Paul Jennings as the baby-faced recruit, nicknamed Baby San, offers the most accessible characterization for those who never thought they would end up in Vietnam. A draftee, Baby San almost got to sit out the war as a computer operator, before he annoyed his supervisor and got switched, as punishment, to become a foot-soldier grunt. His movement from terrified novice to a detached killing machine is chilling, because the leap is so large.
But all the actors inspire fear, not just because of what they learn to do to others--kill without forethought--but because of what they learn to do to themselves to survive. They cut the blood flow to their emotions as surely as if they had wrapped tourniquets around their hearts.
James Mooney and David Whitney Johnson bring crazed intensity to the parts of Dinky Dau (Vietnamese slang for crazy) and Scooter; Ron Lang and Duke Windsor offer solid balance as Little John and Habu, the men who actually want to be good warriors.
Tim West, however, has not gotten into the guts of the all-important part of Professor, the man who tries to escape the war through reading “Steppenwolf.” He has got the anger, but what he needs to convey is the blurry distance afforded to him by his books and opera fantasies--his drugs of choice for escaping the reality of Vietnam.
Whether the script of “Tracers” continues to have a future is debatable; as more material on the war comes out, the search for newer and deeper insights threatens to render old truths old hat.
The message of “Tracers” is that you don’t have to destroy a world to destroy a heart, and you don’t have to cripple a body to cripple a spirit.
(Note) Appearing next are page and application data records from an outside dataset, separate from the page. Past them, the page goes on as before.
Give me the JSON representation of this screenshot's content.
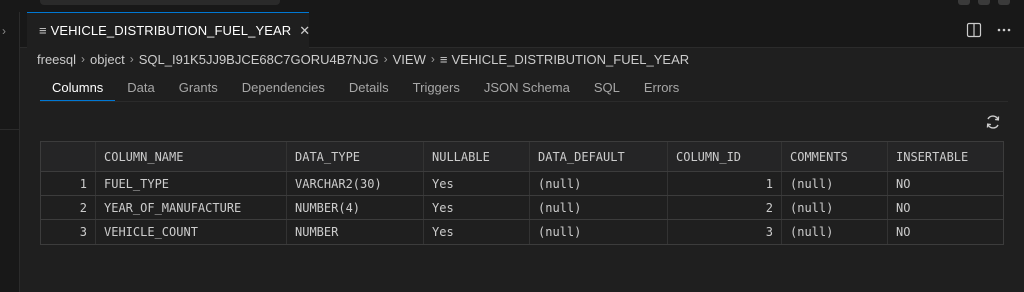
{
  "editor": {
    "tab_title": "VEHICLE_DISTRIBUTION_FUEL_YEAR",
    "tab_icon": "list-icon"
  },
  "breadcrumb": [
    "freesql",
    "object",
    "SQL_I91K5JJ9BJCE68C7GORU4B7NJG",
    "VIEW",
    "VEHICLE_DISTRIBUTION_FUEL_YEAR"
  ],
  "subtabs": [
    "Columns",
    "Data",
    "Grants",
    "Dependencies",
    "Details",
    "Triggers",
    "JSON Schema",
    "SQL",
    "Errors"
  ],
  "active_subtab": "Columns",
  "table": {
    "columns": [
      "",
      "COLUMN_NAME",
      "DATA_TYPE",
      "NULLABLE",
      "DATA_DEFAULT",
      "COLUMN_ID",
      "COMMENTS",
      "INSERTABLE"
    ],
    "rows": [
      [
        "1",
        "FUEL_TYPE",
        "VARCHAR2(30)",
        "Yes",
        "(null)",
        "1",
        "(null)",
        "NO"
      ],
      [
        "2",
        "YEAR_OF_MANUFACTURE",
        "NUMBER(4)",
        "Yes",
        "(null)",
        "2",
        "(null)",
        "NO"
      ],
      [
        "3",
        "VEHICLE_COUNT",
        "NUMBER",
        "Yes",
        "(null)",
        "3",
        "(null)",
        "NO"
      ]
    ]
  },
  "colors": {
    "accent": "#0078d4",
    "background": "#1f1f1f",
    "tabbar": "#181818"
  }
}
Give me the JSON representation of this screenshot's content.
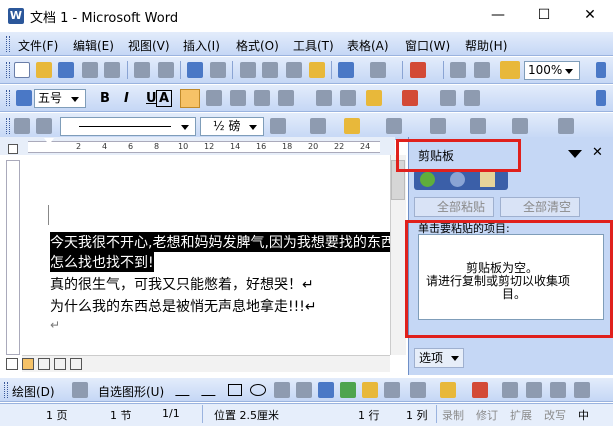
{
  "window": {
    "title": "文档 1 - Microsoft Word",
    "app_icon_letter": "W",
    "min_glyph": "—",
    "max_glyph": "☐",
    "close_glyph": "✕"
  },
  "menu": [
    "文件(F)",
    "编辑(E)",
    "视图(V)",
    "插入(I)",
    "格式(O)",
    "工具(T)",
    "表格(A)",
    "窗口(W)",
    "帮助(H)"
  ],
  "toolbar_standard": {
    "zoom": "100%"
  },
  "toolbar_format": {
    "font_size": "五号",
    "bold": "B",
    "italic": "I",
    "underline": "U",
    "char_border": "A"
  },
  "toolbar_tables": {
    "border_weight": "½ 磅"
  },
  "ruler": {
    "ticks": [
      "2",
      "4",
      "6",
      "8",
      "10",
      "12",
      "14",
      "16",
      "18",
      "20",
      "22",
      "24"
    ]
  },
  "document": {
    "lines": [
      {
        "text": "今天我很不开心,老想和妈妈发脾气,因为我想要找的东西,",
        "selected": true
      },
      {
        "text": "怎么找也找不到!",
        "selected": true
      },
      {
        "text": "真的很生气，可我又只能憋着，好想哭！↵",
        "selected": false
      },
      {
        "text": "为什么我的东西总是被悄无声息地拿走!!!↵",
        "selected": false
      },
      {
        "text": "↵",
        "selected": false
      }
    ]
  },
  "task_pane": {
    "title": "剪贴板",
    "paste_all": "全部粘贴",
    "clear_all": "全部清空",
    "instruction": "单击要粘贴的项目:",
    "empty_line1": "剪贴板为空。",
    "empty_line2": "请进行复制或剪切以收集项",
    "empty_line3": "目。",
    "options": "选项"
  },
  "drawing": {
    "draw_label": "绘图(D)",
    "autoshapes_label": "自选图形(U)"
  },
  "status": {
    "page": "1 页",
    "section": "1 节",
    "pages": "1/1",
    "position": "位置 2.5厘米",
    "line": "1 行",
    "col": "1 列",
    "rec": "录制",
    "trk": "修订",
    "ext": "扩展",
    "ovr": "改写",
    "lang": "中"
  }
}
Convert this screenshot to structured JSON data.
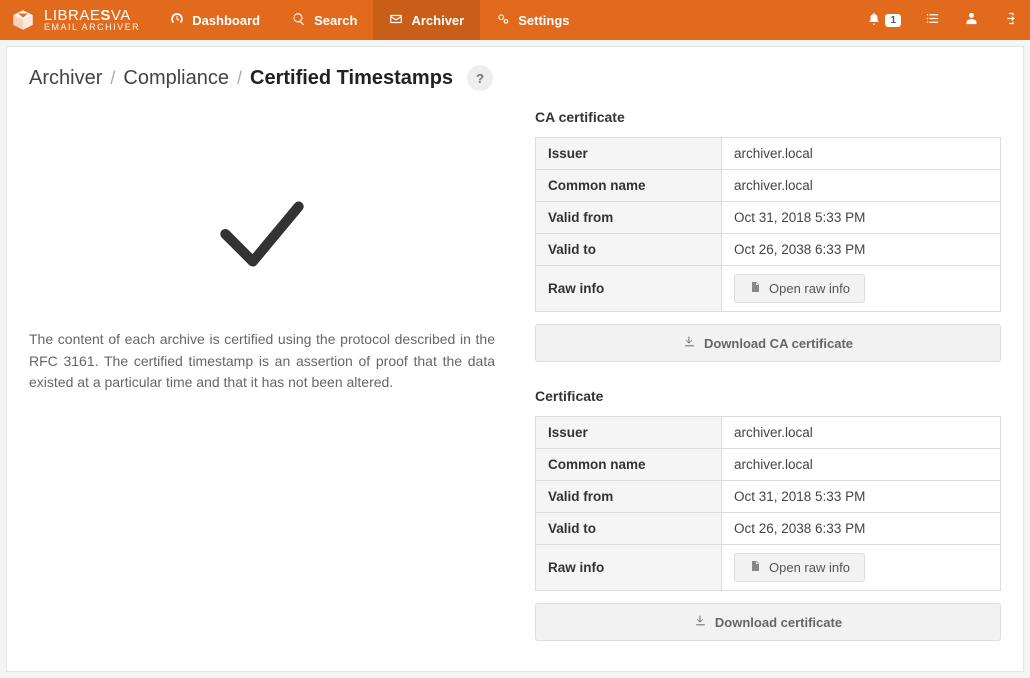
{
  "brand": {
    "line1_a": "LIBRAE",
    "line1_b": "S",
    "line1_c": "VA",
    "line2": "EMAIL ARCHIVER"
  },
  "nav": {
    "dashboard": "Dashboard",
    "search": "Search",
    "archiver": "Archiver",
    "settings": "Settings",
    "notif_count": "1"
  },
  "crumbs": {
    "a": "Archiver",
    "b": "Compliance",
    "c": "Certified Timestamps",
    "help": "?"
  },
  "description": "The content of each archive is certified using the protocol described in the RFC 3161. The certified timestamp is an assertion of proof that the data existed at a particular time and that it has not been altered.",
  "labels": {
    "issuer": "Issuer",
    "common_name": "Common name",
    "valid_from": "Valid from",
    "valid_to": "Valid to",
    "raw_info": "Raw info",
    "open_raw": "Open raw info"
  },
  "ca": {
    "title": "CA certificate",
    "issuer": "archiver.local",
    "common_name": "archiver.local",
    "valid_from": "Oct 31, 2018 5:33 PM",
    "valid_to": "Oct 26, 2038 6:33 PM",
    "download": "Download CA certificate"
  },
  "cert": {
    "title": "Certificate",
    "issuer": "archiver.local",
    "common_name": "archiver.local",
    "valid_from": "Oct 31, 2018 5:33 PM",
    "valid_to": "Oct 26, 2038 6:33 PM",
    "download": "Download certificate"
  }
}
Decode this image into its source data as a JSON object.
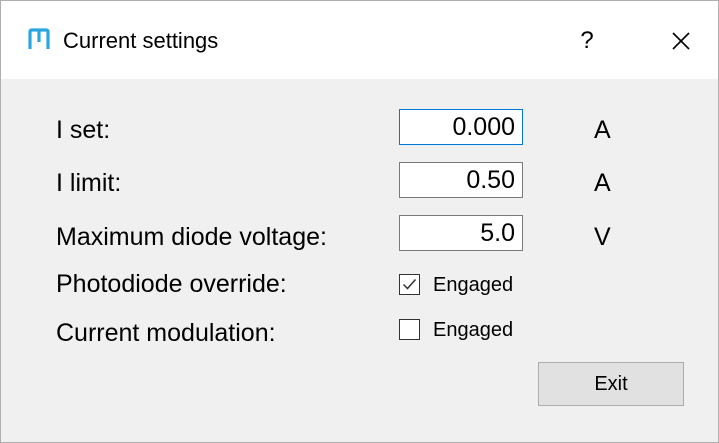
{
  "window": {
    "title": "Current settings",
    "help_label": "?",
    "icons": {
      "app": "m-logo-icon",
      "close": "close-icon"
    },
    "accent_color": "#2aa6df"
  },
  "settings": {
    "i_set": {
      "label": "I set:",
      "value": "0.000",
      "unit": "A"
    },
    "i_limit": {
      "label": "I limit:",
      "value": "0.50",
      "unit": "A"
    },
    "max_diode_voltage": {
      "label": "Maximum diode voltage:",
      "value": "5.0",
      "unit": "V"
    },
    "photodiode_override": {
      "label": "Photodiode override:",
      "checkbox_label": "Engaged",
      "checked": true
    },
    "current_modulation": {
      "label": "Current modulation:",
      "checkbox_label": "Engaged",
      "checked": false
    }
  },
  "buttons": {
    "exit_label": "Exit"
  }
}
Conceived by John DiFusco. Written by Vincent Caristi, Richard Chaves, John DiFusco, Eric E. Emerson, Rick Gallavan, Merlin Marston, Harry Stephens and Sheldon Lettich. Director is Ginny-Lynn Safford. Original music by Mark Attebery. Set by Paul Bedington and Mario Lara. Video and sound design by Burnham Joiner. Lighting by J. Michael Griggs. Stage manager is Jason Chaney. With Paul Jennings, David Whitney Johnson, Paul James Kruse, Ron Lang, James Mooney, Tim West, Duke Windsor and John DiFusco substituting for Wilson Adam Schooley March 18. At 8 p.m. Wednesday-Saturday and 7 p.m. Sundays through April 23. At 852 Eighth Ave., San Diego.